Following a study into 73 policies, Which? claims travel insurers are not providing appropriate cover for Covid-19 and related disruption for travellers.
“[It] cannot be justified for insurance providers to drastically reduce cover across the market, while at the same time increasing prices,” the organisation said. “This is out of step with the Financial Conduct Authority’s (FCA) expectations on firms in relation to cover impacted by coronavirus, and it raises a significant question around the value of travel insurance products today.
The consumer watchdog is therefore calling upon the financial regulator to investigate the travel insurance market ‘ahead of a likely return to some form of large-scale international travel next year’.
No insurer is offering ‘complete’ cover
The investigation launched by Which? looked at the cover offered by 73 providers, to determine whether they offered ‘basic’, ‘low’, ‘superior’ or ‘complete’ cover.
- While all 73 providers were found to cover emergency medical claims and costs for emergency medical repatriation should the policyholder become ill with Covid-19 while on holiday, 17 of these offered nothing beyond this, and were therefore classed by Which? as having a ‘basic’ cover rating.
- Forty-three were given a ‘low’ cover rating, as they additionally offered cancellation cover for if the policyholder tested positive and had to cancel ahead of travel.
- Thirteen also provided cover for cancellation cover due to self-isolation, in addition to standard cancellation and medical cover, and therefore earned Which?’s ‘superior’ rating.
- But not one single insurer investigated by Which? was given a ‘complete’ cover for Covid rating, as they were not found to provide cover for customers to claim in the event of cancellation caused by Foreign and Commonwealth Office (FCDO) advice changes, as well as government lockdowns.
Rebuilding confidence with sufficient Covid coverage
“Coronavirus has had a seismic impact on the travel insurance market and our research shows that consumers are facing the double whammy of significantly reduced cover and increased prices,” commented Jenny Ross, Which?

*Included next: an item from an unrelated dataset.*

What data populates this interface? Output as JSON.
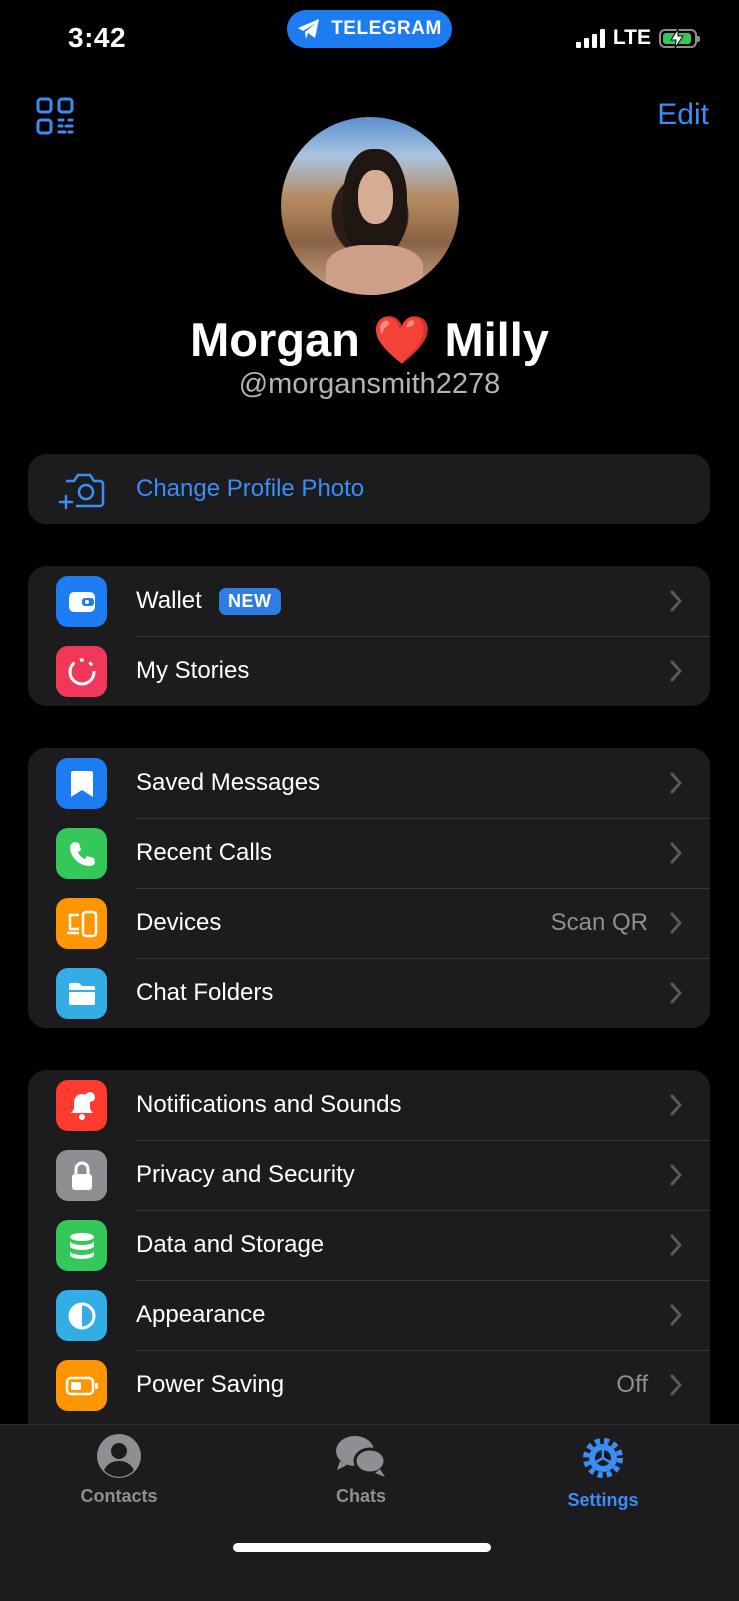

Money Editor. “While it’s still unclear how soon holidaymakers will return to the types of trips that took place before the pandemic, it’s vital that when they do, comprehensive cover is available at a decent price if things go wrong.
“If not, the travel industry will not be able to rebuild confidence that it lost at the start of the pandemic. The FCA should act now rather than later to ensure that consumers will be protected on future trips, and that insurers are treating customers fairly.”
With news that UK travellers are planning to travel internationally in 2021, Which? is right. UK travel insurers need to enhance their offerings.